Data records:
=======
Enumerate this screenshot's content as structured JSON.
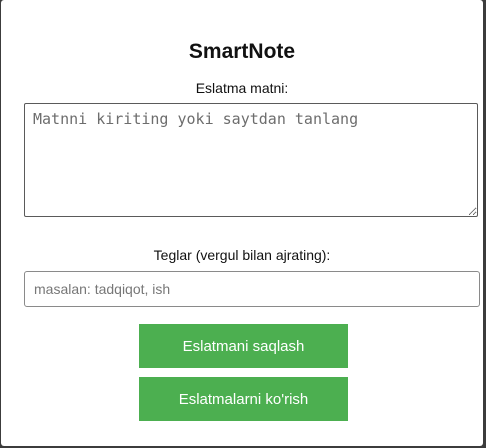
{
  "app": {
    "title": "SmartNote"
  },
  "note": {
    "label": "Eslatma matni:",
    "value": "",
    "placeholder": "Matnni kiriting yoki saytdan tanlang"
  },
  "tags": {
    "label": "Teglar (vergul bilan ajrating):",
    "value": "",
    "placeholder": "masalan: tadqiqot, ish"
  },
  "buttons": {
    "save_label": "Eslatmani saqlash",
    "view_label": "Eslatmalarni ko'rish"
  },
  "colors": {
    "button_bg": "#4caf50",
    "button_text": "#ffffff",
    "frame": "#3c3c3c"
  }
}
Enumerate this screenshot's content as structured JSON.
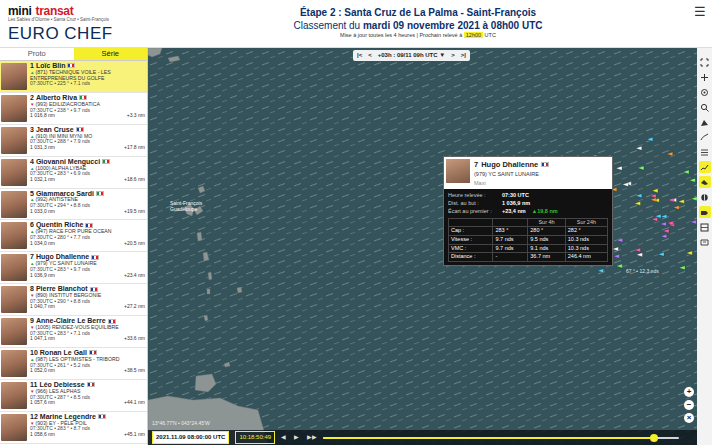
{
  "header": {
    "logo": {
      "brand": "mini",
      "brand2": "transat",
      "tagline": "Les Sables d'Olonne • Santa Cruz • Saint-François",
      "sponsor": "EURO CHEF"
    },
    "stage": "Étape 2 : Santa Cruz de La Palma - Saint-François",
    "ranking_prefix": "Classement du",
    "ranking_date": "mardi 09 novembre 2021 à 08h00 UTC",
    "update": "Mise à jour toutes les 4 heures | Prochain relevé à",
    "next_time": "12h00",
    "next_unit": "UTC",
    "menu": "☰"
  },
  "tabs": [
    {
      "label": "Proto",
      "selected": false
    },
    {
      "label": "Série",
      "selected": true
    }
  ],
  "ranking": [
    {
      "rank": "1",
      "name": "Loïc Blin",
      "flag": "fr",
      "arrow": "▲",
      "arrow_color": "#2faa2f",
      "boat": "(871) TECHNIQUE VOILE - LES ENTREPRENEURS DU GOLFE",
      "details": "07:30UTC • 225 ° • 7.1 nds",
      "gap": "",
      "distance": "",
      "selected": true
    },
    {
      "rank": "2",
      "name": "Alberto Riva",
      "flag": "it",
      "arrow": "▼",
      "arrow_color": "#d0302a",
      "boat": "(993) EDILIZIACROBATICA",
      "details": "07:30UTC • 238 ° • 9.7 nds",
      "distance": "1 016,8 nm",
      "gap": "+3.3 nm",
      "selected": false
    },
    {
      "rank": "3",
      "name": "Jean Cruse",
      "flag": "fr",
      "arrow": "▲",
      "arrow_color": "#2faa2f",
      "boat": "(910) INI MINI MYNI MO",
      "details": "07:30UTC • 288 ° • 7.9 nds",
      "distance": "1 031,3 nm",
      "gap": "+17.8 nm",
      "selected": false
    },
    {
      "rank": "4",
      "name": "Giovanni Mengucci",
      "flag": "it",
      "arrow": "▲",
      "arrow_color": "#2faa2f",
      "boat": "(1000) ALPHA LYBAE",
      "details": "07:30UTC • 283 ° • 6.9 nds",
      "distance": "1 032,1 nm",
      "gap": "+18.6 nm",
      "selected": false
    },
    {
      "rank": "5",
      "name": "Giammarco Sardi",
      "flag": "it",
      "arrow": "▲",
      "arrow_color": "#2faa2f",
      "boat": "(992) ANTISTENE",
      "details": "07:30UTC • 294 ° • 8.8 nds",
      "distance": "1 033,0 nm",
      "gap": "+19.5 nm",
      "selected": false
    },
    {
      "rank": "6",
      "name": "Quentin Riche",
      "flag": "fr",
      "arrow": "▲",
      "arrow_color": "#2faa2f",
      "boat": "(947) RACE FOR PURE OCEAN",
      "details": "07:30UTC • 280 ° • 7.7 nds",
      "distance": "1 034,0 nm",
      "gap": "+20.5 nm",
      "selected": false
    },
    {
      "rank": "7",
      "name": "Hugo Dhallenne",
      "flag": "fr",
      "arrow": "▲",
      "arrow_color": "#2faa2f",
      "boat": "(979) YC SAINT LUNAIRE",
      "details": "07:30UTC • 283 ° • 9.7 nds",
      "distance": "1 036,9 nm",
      "gap": "+23.4 nm",
      "selected": false
    },
    {
      "rank": "8",
      "name": "Pierre Blanchot",
      "flag": "fr",
      "arrow": "▼",
      "arrow_color": "#d0302a",
      "boat": "(890) INSTITUT BERGONIE",
      "details": "07:30UTC • 290 ° • 8.8 nds",
      "distance": "1 040,7 nm",
      "gap": "+27.2 nm",
      "selected": false
    },
    {
      "rank": "9",
      "name": "Anne-Claire Le Berre",
      "flag": "fr",
      "arrow": "▼",
      "arrow_color": "#d0302a",
      "boat": "(1005) RENDEZ-VOUS EQUILIBRE",
      "details": "07:30UTC • 283 ° • 7.1 nds",
      "distance": "1 047,1 nm",
      "gap": "+33.6 nm",
      "selected": false
    },
    {
      "rank": "10",
      "name": "Ronan Le Gall",
      "flag": "fr",
      "arrow": "▲",
      "arrow_color": "#2faa2f",
      "boat": "(987) LES OPTIMISTES - TRIBORD",
      "details": "07:30UTC • 261 ° • 5.2 nds",
      "distance": "1 052,0 nm",
      "gap": "+38.5 nm",
      "selected": false
    },
    {
      "rank": "11",
      "name": "Léo Debiesse",
      "flag": "fr",
      "arrow": "▼",
      "arrow_color": "#d0302a",
      "boat": "(966) LES ALPHAS",
      "details": "07:30UTC • 287 ° • 8.5 nds",
      "distance": "1 057,6 nm",
      "gap": "+44.1 nm",
      "selected": false
    },
    {
      "rank": "12",
      "name": "Marine Legendre",
      "flag": "fr",
      "arrow": "▼",
      "arrow_color": "#d0302a",
      "boat": "(903) EY - PÉLE POIL",
      "details": "07:30UTC • 283 ° • 8.7 nds",
      "distance": "1 058,6 nm",
      "gap": "+45.1 nm",
      "selected": false
    }
  ],
  "map": {
    "nav": [
      "|<",
      "<",
      "+03h : 09/11 09h UTC ▼",
      ">",
      ">|"
    ],
    "place": {
      "name": "Saint-François",
      "region": "Guadeloupe"
    },
    "wind_label": "67 ° • 12.3 nds",
    "coords": "13°46.77'N • 043°24.45'W",
    "zoom": [
      "+",
      "−",
      "×"
    ],
    "timestamp": "2021.11.09 08:00:00 UTC",
    "clock": "10:18:50:49",
    "controls": [
      "◀",
      "▶",
      "▶▶"
    ],
    "timeline_level": 0.93,
    "tools": [
      {
        "selected": false
      },
      {
        "selected": false
      },
      {
        "selected": false
      },
      {
        "selected": false
      },
      {
        "selected": false
      },
      {
        "selected": false
      },
      {
        "selected": false
      },
      {
        "selected": true
      },
      {
        "selected": true
      },
      {
        "selected": false
      },
      {
        "selected": true
      },
      {
        "selected": false
      },
      {
        "selected": false
      }
    ]
  },
  "tooltip": {
    "rank": "7",
    "name": "Hugo Dhallenne",
    "flag": "fr",
    "boat": "(979) YC SAINT LUNAIRE",
    "category": "Maxi",
    "facts": [
      {
        "label": "Heure relevée :",
        "value": "07:30 UTC",
        "delta": ""
      },
      {
        "label": "Dist. au but :",
        "value": "1 036,9 nm",
        "delta": ""
      },
      {
        "label": "Écart au premier :",
        "value": "+23,4 nm",
        "delta": "▲19,8 nm"
      }
    ],
    "delta_color": "#3bbf3b",
    "columns": [
      "Sur 4h",
      "Sur 24h"
    ],
    "rows": [
      [
        "Cap :",
        "283 °",
        "280 °",
        "282 °"
      ],
      [
        "Vitesse :",
        "9.7 nds",
        "9.5 nds",
        "10.3 nds"
      ],
      [
        "VMC :",
        "9.7 nds",
        "9.1 nds",
        "10.3 nds"
      ],
      [
        "Distance :",
        "-",
        "36.7 nm",
        "246.4 nm"
      ]
    ]
  }
}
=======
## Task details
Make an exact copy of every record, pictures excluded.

## Written answer
Enumerate this screenshot's content as structured JSON.
{
  "app": {
    "title": "SmartNote"
  },
  "note": {
    "label": "Eslatma matni:",
    "value": "",
    "placeholder": "Matnni kiriting yoki saytdan tanlang"
  },
  "tags": {
    "label": "Teglar (vergul bilan ajrating):",
    "value": "",
    "placeholder": "masalan: tadqiqot, ish"
  },
  "buttons": {
    "save_label": "Eslatmani saqlash",
    "view_label": "Eslatmalarni ko'rish"
  },
  "colors": {
    "button_bg": "#4caf50",
    "button_text": "#ffffff",
    "frame": "#3c3c3c"
  }
}
Enumerate this screenshot's content as structured JSON.
{
  "header": {
    "logo": {
      "brand": "mini",
      "brand2": "transat",
      "tagline": "Les Sables d'Olonne • Santa Cruz • Saint-François",
      "sponsor": "EURO CHEF"
    },
    "stage": "Étape 2 : Santa Cruz de La Palma - Saint-François",
    "ranking_prefix": "Classement du",
    "ranking_date": "mardi 09 novembre 2021 à 08h00 UTC",
    "update": "Mise à jour toutes les 4 heures | Prochain relevé à",
    "next_time": "12h00",
    "next_unit": "UTC",
    "menu": "☰"
  },
  "tabs": [
    {
      "label": "Proto",
      "selected": false
    },
    {
      "label": "Série",
      "selected": true
    }
  ],
  "ranking": [
    {
      "rank": "1",
      "name": "Loïc Blin",
      "flag": "fr",
      "arrow": "▲",
      "arrow_color": "#2faa2f",
      "boat": "(871) TECHNIQUE VOILE - LES ENTREPRENEURS DU GOLFE",
      "details": "07:30UTC • 225 ° • 7.1 nds",
      "gap": "",
      "distance": "",
      "selected": true
    },
    {
      "rank": "2",
      "name": "Alberto Riva",
      "flag": "it",
      "arrow": "▼",
      "arrow_color": "#d0302a",
      "boat": "(993) EDILIZIACROBATICA",
      "details": "07:30UTC • 238 ° • 9.7 nds",
      "distance": "1 016,8 nm",
      "gap": "+3.3 nm",
      "selected": false
    },
    {
      "rank": "3",
      "name": "Jean Cruse",
      "flag": "fr",
      "arrow": "▲",
      "arrow_color": "#2faa2f",
      "boat": "(910) INI MINI MYNI MO",
      "details": "07:30UTC • 288 ° • 7.9 nds",
      "distance": "1 031,3 nm",
      "gap": "+17.8 nm",
      "selected": false
    },
    {
      "rank": "4",
      "name": "Giovanni Mengucci",
      "flag": "it",
      "arrow": "▲",
      "arrow_color": "#2faa2f",
      "boat": "(1000) ALPHA LYBAE",
      "details": "07:30UTC • 283 ° • 6.9 nds",
      "distance": "1 032,1 nm",
      "gap": "+18.6 nm",
      "selected": false
    },
    {
      "rank": "5",
      "name": "Giammarco Sardi",
      "flag": "it",
      "arrow": "▲",
      "arrow_color": "#2faa2f",
      "boat": "(992) ANTISTENE",
      "details": "07:30UTC • 294 ° • 8.8 nds",
      "distance": "1 033,0 nm",
      "gap": "+19.5 nm",
      "selected": false
    },
    {
      "rank": "6",
      "name": "Quentin Riche",
      "flag": "fr",
      "arrow": "▲",
      "arrow_color": "#2faa2f",
      "boat": "(947) RACE FOR PURE OCEAN",
      "details": "07:30UTC • 280 ° • 7.7 nds",
      "distance": "1 034,0 nm",
      "gap": "+20.5 nm",
      "selected": false
    },
    {
      "rank": "7",
      "name": "Hugo Dhallenne",
      "flag": "fr",
      "arrow": "▲",
      "arrow_color": "#2faa2f",
      "boat": "(979) YC SAINT LUNAIRE",
      "details": "07:30UTC • 283 ° • 9.7 nds",
      "distance": "1 036,9 nm",
      "gap": "+23.4 nm",
      "selected": false
    },
    {
      "rank": "8",
      "name": "Pierre Blanchot",
      "flag": "fr",
      "arrow": "▼",
      "arrow_color": "#d0302a",
      "boat": "(890) INSTITUT BERGONIE",
      "details": "07:30UTC • 290 ° • 8.8 nds",
      "distance": "1 040,7 nm",
      "gap": "+27.2 nm",
      "selected": false
    },
    {
      "rank": "9",
      "name": "Anne-Claire Le Berre",
      "flag": "fr",
      "arrow": "▼",
      "arrow_color": "#d0302a",
      "boat": "(1005) RENDEZ-VOUS EQUILIBRE",
      "details": "07:30UTC • 283 ° • 7.1 nds",
      "distance": "1 047,1 nm",
      "gap": "+33.6 nm",
      "selected": false
    },
    {
      "rank": "10",
      "name": "Ronan Le Gall",
      "flag": "fr",
      "arrow": "▲",
      "arrow_color": "#2faa2f",
      "boat": "(987) LES OPTIMISTES - TRIBORD",
      "details": "07:30UTC • 261 ° • 5.2 nds",
      "distance": "1 052,0 nm",
      "gap": "+38.5 nm",
      "selected": false
    },
    {
      "rank": "11",
      "name": "Léo Debiesse",
      "flag": "fr",
      "arrow": "▼",
      "arrow_color": "#d0302a",
      "boat": "(966) LES ALPHAS",
      "details": "07:30UTC • 287 ° • 8.5 nds",
      "distance": "1 057,6 nm",
      "gap": "+44.1 nm",
      "selected": false
    },
    {
      "rank": "12",
      "name": "Marine Legendre",
      "flag": "fr",
      "arrow": "▼",
      "arrow_color": "#d0302a",
      "boat": "(903) EY - PÉLE POIL",
      "details": "07:30UTC • 283 ° • 8.7 nds",
      "distance": "1 058,6 nm",
      "gap": "+45.1 nm",
      "selected": false
    }
  ],
  "map": {
    "nav": [
      "|<",
      "<",
      "+03h : 09/11 09h UTC ▼",
      ">",
      ">|"
    ],
    "place": {
      "name": "Saint-François",
      "region": "Guadeloupe"
    },
    "wind_label": "67 ° • 12.3 nds",
    "coords": "13°46.77'N • 043°24.45'W",
    "zoom": [
      "+",
      "−",
      "×"
    ],
    "timestamp": "2021.11.09 08:00:00 UTC",
    "clock": "10:18:50:49",
    "controls": [
      "◀",
      "▶",
      "▶▶"
    ],
    "timeline_level": 0.93,
    "tools": [
      {
        "selected": false
      },
      {
        "selected": false
      },
      {
        "selected": false
      },
      {
        "selected": false
      },
      {
        "selected": false
      },
      {
        "selected": false
      },
      {
        "selected": false
      },
      {
        "selected": true
      },
      {
        "selected": true
      },
      {
        "selected": false
      },
      {
        "selected": true
      },
      {
        "selected": false
      },
      {
        "selected": false
      }
    ]
  },
  "tooltip": {
    "rank": "7",
    "name": "Hugo Dhallenne",
    "flag": "fr",
    "boat": "(979) YC SAINT LUNAIRE",
    "category": "Maxi",
    "facts": [
      {
        "label": "Heure relevée :",
        "value": "07:30 UTC",
        "delta": ""
      },
      {
        "label": "Dist. au but :",
        "value": "1 036,9 nm",
        "delta": ""
      },
      {
        "label": "Écart au premier :",
        "value": "+23,4 nm",
        "delta": "▲19,8 nm"
      }
    ],
    "delta_color": "#3bbf3b",
    "columns": [
      "Sur 4h",
      "Sur 24h"
    ],
    "rows": [
      [
        "Cap :",
        "283 °",
        "280 °",
        "282 °"
      ],
      [
        "Vitesse :",
        "9.7 nds",
        "9.5 nds",
        "10.3 nds"
      ],
      [
        "VMC :",
        "9.7 nds",
        "9.1 nds",
        "10.3 nds"
      ],
      [
        "Distance :",
        "-",
        "36.7 nm",
        "246.4 nm"
      ]
    ]
  }
}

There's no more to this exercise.